‘We proved Einstein right!’ 100 years on, gravitational waves confirmed in breakthrough research
Recent rumors of the success in detecting gravitational waves, or as some scientists put it "very weak spacetime wiggles which propagate at the speed of light" were officially confirmed Thursday.
"Ladies and gentlemen! We have detected gravitational waves, we did it!," LIGO laboratory executive director David Reitze announced in Washington.
"These gravitational waves were produced by two colliding black holes, [that] came together, merged and formed a single black hole about 1.3 billion years ago," Reitze said.
These ripples in the fabric of spacetime are one of the most important variables in Einstein's theory of relativity and it took astronomers decades to detect them, although they were pretty sure that gravitational waves existed.
The discovery has been made with the use of the Laser Interferometer Gravitational-wave Observatory (LIGO) - a system of two detectors constructed to spot tiny vibrations from passing gravitational waves. Funded by the National Science Foundation, LIGO's identical detectors are located in Livingston, Louisiana, and Hanford, Washington.
The observatories, which are "the most precise measuring device ever built," recorded a signal on September 14, 2015, "nearly simultaneously," and the signal "had a very specific characteristic," the laboratories' director said.
"As time went forward, the frequency went up," he explained, adding that it took scientists months of careful checking and analysis to confirm that what had been discovered was exactly gravitational waves.
Each of the two black holes before merging had about 30 times the mass of the Sun, were 150 kilometers (93 miles) in diameter and accelerated to about half the speed of light. The detected collision also proved that the merging of binary black holes does exist in the universe.

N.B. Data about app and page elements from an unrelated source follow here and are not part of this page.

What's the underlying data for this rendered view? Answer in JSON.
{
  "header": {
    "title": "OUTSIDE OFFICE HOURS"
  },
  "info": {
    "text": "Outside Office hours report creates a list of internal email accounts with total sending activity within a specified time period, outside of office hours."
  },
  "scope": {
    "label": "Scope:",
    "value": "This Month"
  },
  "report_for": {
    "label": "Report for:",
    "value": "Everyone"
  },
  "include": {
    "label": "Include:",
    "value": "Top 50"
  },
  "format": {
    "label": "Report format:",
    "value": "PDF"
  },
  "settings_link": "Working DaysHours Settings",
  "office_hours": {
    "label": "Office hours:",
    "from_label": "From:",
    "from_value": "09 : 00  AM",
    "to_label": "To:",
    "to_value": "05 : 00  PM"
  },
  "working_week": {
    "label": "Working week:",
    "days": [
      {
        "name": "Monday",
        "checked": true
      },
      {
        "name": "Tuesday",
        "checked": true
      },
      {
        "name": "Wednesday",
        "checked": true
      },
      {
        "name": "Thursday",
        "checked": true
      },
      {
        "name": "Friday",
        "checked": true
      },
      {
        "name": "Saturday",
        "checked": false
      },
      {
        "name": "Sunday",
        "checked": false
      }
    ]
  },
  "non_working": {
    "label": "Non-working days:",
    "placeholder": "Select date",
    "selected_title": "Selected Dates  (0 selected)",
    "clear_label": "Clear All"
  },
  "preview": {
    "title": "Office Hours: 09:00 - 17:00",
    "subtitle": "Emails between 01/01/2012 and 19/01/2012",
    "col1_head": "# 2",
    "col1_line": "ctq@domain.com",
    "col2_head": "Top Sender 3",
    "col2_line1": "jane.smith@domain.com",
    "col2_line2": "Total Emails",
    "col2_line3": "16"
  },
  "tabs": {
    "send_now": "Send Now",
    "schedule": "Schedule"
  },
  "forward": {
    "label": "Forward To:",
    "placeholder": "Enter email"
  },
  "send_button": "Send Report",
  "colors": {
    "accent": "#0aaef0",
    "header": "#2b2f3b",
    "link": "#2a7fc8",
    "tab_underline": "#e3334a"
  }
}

"Let's say this: The first discovery of gravitational waves is a Nobel Prize-winning venture," said physicist Bruce Allen of the Max Planck Institute for Gravitational Physics in Hannover, Germany.
But the prize will be most possibly given not to theorists, but those who are behind the mechanism that confirmed the existence of the waves, Doctor of Physical and Mathematical Sciences Pavel Ivanov told RT.
Russian scientists have massively contributed to both of the advances, Ivanov explained, mentioning Soviet scientist Yakov Zeldovich and member of the Russian Academy of Sciences Vladimir Braginsky, who has been closely working with Kip Thorne, the American astrophysicist at the forefront of the discovery.
The idea to look for the waves was suggested and published in science magazines by Soviet physicists Mikhail Gertsenshtein and Vladislav Pustovoit in 1962, and then developed further by academic Zeldovich and his followers, who explored the theory of gravitational waves. Braginsky and his teams have been working on developing detectors for LIGO.
According to Einstein's theory, published in 1916, the universe is made up of a "fabric of spacetime": massive accelerating objects in the universe are believed to bend this fabric, causing ripples known as gravitational waves. The colliding of two black holes or merging of two pulsars are among the presumable causes of such waves' formation.
"The theory describes geometry of space and time. When gravitational wave propagates, it changes [this] geometry," Ivanov told RT, adding that "in general relativity and all modern studies of gravity the gravitational field is considered as something that is similar to the electromagnetic field."
"The discovery of gravitational waves could open a new window in our universe, because before we studied it only using electromagnetic [knowledge], and now we can do it in almost all wave bands, from radio waves to gamma rays," Ivanov said.
The ability to analyze the information carried on gravitational waves could potentially provide more insight into the Big Bang and other violent events in the history of the Universe, and help to explore if other universes exist, what is inside Black Holes and even potentially pave the way for time travel.
Although Einstein predicted that gravity travels in waves a century ago, detecting gravitational waves was not an easy task due to the fact that their effect is miniscule and easily confused with random noise.
"Everything causes noise: a car passing by, a plane in the sky, or even tiny movements of the Earth's crust. Detecting a signal amid all this noise is extremely difficult, although of course there are methods, both mathematical and technological - and it costs a lot of money," Ivanov told RT.
The discovery might lead to creation of new chapter in physics – quantum gravity, scientists believe. It will bring together the knowledge in Einstein's theory and wave mechanics.